• [WORK REQUEST] All of the data needs to be printed again, exactly as written.

Web page and app entries
++++++++
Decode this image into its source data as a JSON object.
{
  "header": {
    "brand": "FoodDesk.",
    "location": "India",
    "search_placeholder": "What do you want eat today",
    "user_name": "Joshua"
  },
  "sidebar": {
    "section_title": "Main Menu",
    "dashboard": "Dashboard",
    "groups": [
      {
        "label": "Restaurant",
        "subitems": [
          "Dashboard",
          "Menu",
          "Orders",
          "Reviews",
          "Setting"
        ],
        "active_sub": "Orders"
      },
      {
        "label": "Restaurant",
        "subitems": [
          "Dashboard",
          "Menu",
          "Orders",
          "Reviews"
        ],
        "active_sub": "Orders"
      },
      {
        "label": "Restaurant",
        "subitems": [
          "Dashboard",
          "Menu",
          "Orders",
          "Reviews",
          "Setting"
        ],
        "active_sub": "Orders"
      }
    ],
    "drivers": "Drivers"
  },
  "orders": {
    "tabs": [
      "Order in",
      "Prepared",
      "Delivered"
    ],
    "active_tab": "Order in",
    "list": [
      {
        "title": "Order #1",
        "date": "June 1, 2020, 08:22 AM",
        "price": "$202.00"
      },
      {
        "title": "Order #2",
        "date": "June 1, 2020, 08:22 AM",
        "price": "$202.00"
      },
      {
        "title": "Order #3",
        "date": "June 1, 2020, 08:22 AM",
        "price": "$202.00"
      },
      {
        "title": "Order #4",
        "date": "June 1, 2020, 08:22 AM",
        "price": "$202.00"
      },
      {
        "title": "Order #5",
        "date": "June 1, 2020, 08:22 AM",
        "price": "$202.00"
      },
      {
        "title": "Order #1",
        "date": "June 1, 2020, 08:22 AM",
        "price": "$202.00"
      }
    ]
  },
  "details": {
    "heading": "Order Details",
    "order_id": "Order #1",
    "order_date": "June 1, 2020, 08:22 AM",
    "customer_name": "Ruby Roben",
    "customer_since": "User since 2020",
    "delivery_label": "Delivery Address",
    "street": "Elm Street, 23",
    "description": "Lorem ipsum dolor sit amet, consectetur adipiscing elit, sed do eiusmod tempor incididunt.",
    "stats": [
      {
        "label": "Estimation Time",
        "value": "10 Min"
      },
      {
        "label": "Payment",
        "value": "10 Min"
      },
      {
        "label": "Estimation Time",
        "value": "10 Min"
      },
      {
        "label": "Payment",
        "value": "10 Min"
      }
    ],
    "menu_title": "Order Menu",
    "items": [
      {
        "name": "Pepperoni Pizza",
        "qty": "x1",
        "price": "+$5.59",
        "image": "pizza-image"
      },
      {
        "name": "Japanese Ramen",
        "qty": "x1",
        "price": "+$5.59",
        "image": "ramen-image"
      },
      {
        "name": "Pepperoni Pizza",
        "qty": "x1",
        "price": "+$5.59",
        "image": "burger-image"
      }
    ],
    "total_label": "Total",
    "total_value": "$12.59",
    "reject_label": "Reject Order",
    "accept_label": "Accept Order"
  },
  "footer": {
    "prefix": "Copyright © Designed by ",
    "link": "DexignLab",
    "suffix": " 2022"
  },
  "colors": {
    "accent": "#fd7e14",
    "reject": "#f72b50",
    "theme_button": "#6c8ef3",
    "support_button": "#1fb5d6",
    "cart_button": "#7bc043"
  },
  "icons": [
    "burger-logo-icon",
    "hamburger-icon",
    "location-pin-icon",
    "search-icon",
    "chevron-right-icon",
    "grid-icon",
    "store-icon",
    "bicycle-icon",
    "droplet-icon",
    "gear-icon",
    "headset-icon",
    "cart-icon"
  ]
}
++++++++
• [ANSWER TO THE EXERCISE]
Decode this image into its source data as a JSON object.
{
  "header": {
    "brand": "FoodDesk.",
    "location": "India",
    "search_placeholder": "What do you want eat today",
    "user_name": "Joshua"
  },
  "sidebar": {
    "section_title": "Main Menu",
    "dashboard": "Dashboard",
    "groups": [
      {
        "label": "Restaurant",
        "subitems": [
          "Dashboard",
          "Menu",
          "Orders",
          "Reviews",
          "Setting"
        ],
        "active_sub": "Orders"
      },
      {
        "label": "Restaurant",
        "subitems": [
          "Dashboard",
          "Menu",
          "Orders",
          "Reviews"
        ],
        "active_sub": "Orders"
      },
      {
        "label": "Restaurant",
        "subitems": [
          "Dashboard",
          "Menu",
          "Orders",
          "Reviews",
          "Setting"
        ],
        "active_sub": "Orders"
      }
    ],
    "drivers": "Drivers"
  },
  "orders": {
    "tabs": [
      "Order in",
      "Prepared",
      "Delivered"
    ],
    "active_tab": "Order in",
    "list": [
      {
        "title": "Order #1",
        "date": "June 1, 2020, 08:22 AM",
        "price": "$202.00"
      },
      {
        "title": "Order #2",
        "date": "June 1, 2020, 08:22 AM",
        "price": "$202.00"
      },
      {
        "title": "Order #3",
        "date": "June 1, 2020, 08:22 AM",
        "price": "$202.00"
      },
      {
        "title": "Order #4",
        "date": "June 1, 2020, 08:22 AM",
        "price": "$202.00"
      },
      {
        "title": "Order #5",
        "date": "June 1, 2020, 08:22 AM",
        "price": "$202.00"
      },
      {
        "title": "Order #1",
        "date": "June 1, 2020, 08:22 AM",
        "price": "$202.00"
      }
    ]
  },
  "details": {
    "heading": "Order Details",
    "order_id": "Order #1",
    "order_date": "June 1, 2020, 08:22 AM",
    "customer_name": "Ruby Roben",
    "customer_since": "User since 2020",
    "delivery_label": "Delivery Address",
    "street": "Elm Street, 23",
    "description": "Lorem ipsum dolor sit amet, consectetur adipiscing elit, sed do eiusmod tempor incididunt.",
    "stats": [
      {
        "label": "Estimation Time",
        "value": "10 Min"
      },
      {
        "label": "Payment",
        "value": "10 Min"
      },
      {
        "label": "Estimation Time",
        "value": "10 Min"
      },
      {
        "label": "Payment",
        "value": "10 Min"
      }
    ],
    "menu_title": "Order Menu",
    "items": [
      {
        "name": "Pepperoni Pizza",
        "qty": "x1",
        "price": "+$5.59",
        "image": "pizza-image"
      },
      {
        "name": "Japanese Ramen",
        "qty": "x1",
        "price": "+$5.59",
        "image": "ramen-image"
      },
      {
        "name": "Pepperoni Pizza",
        "qty": "x1",
        "price": "+$5.59",
        "image": "burger-image"
      }
    ],
    "total_label": "Total",
    "total_value": "$12.59",
    "reject_label": "Reject Order",
    "accept_label": "Accept Order"
  },
  "footer": {
    "prefix": "Copyright © Designed by ",
    "link": "DexignLab",
    "suffix": " 2022"
  },
  "colors": {
    "accent": "#fd7e14",
    "reject": "#f72b50",
    "theme_button": "#6c8ef3",
    "support_button": "#1fb5d6",
    "cart_button": "#7bc043"
  },
  "icons": [
    "burger-logo-icon",
    "hamburger-icon",
    "location-pin-icon",
    "search-icon",
    "chevron-right-icon",
    "grid-icon",
    "store-icon",
    "bicycle-icon",
    "droplet-icon",
    "gear-icon",
    "headset-icon",
    "cart-icon"
  ]
}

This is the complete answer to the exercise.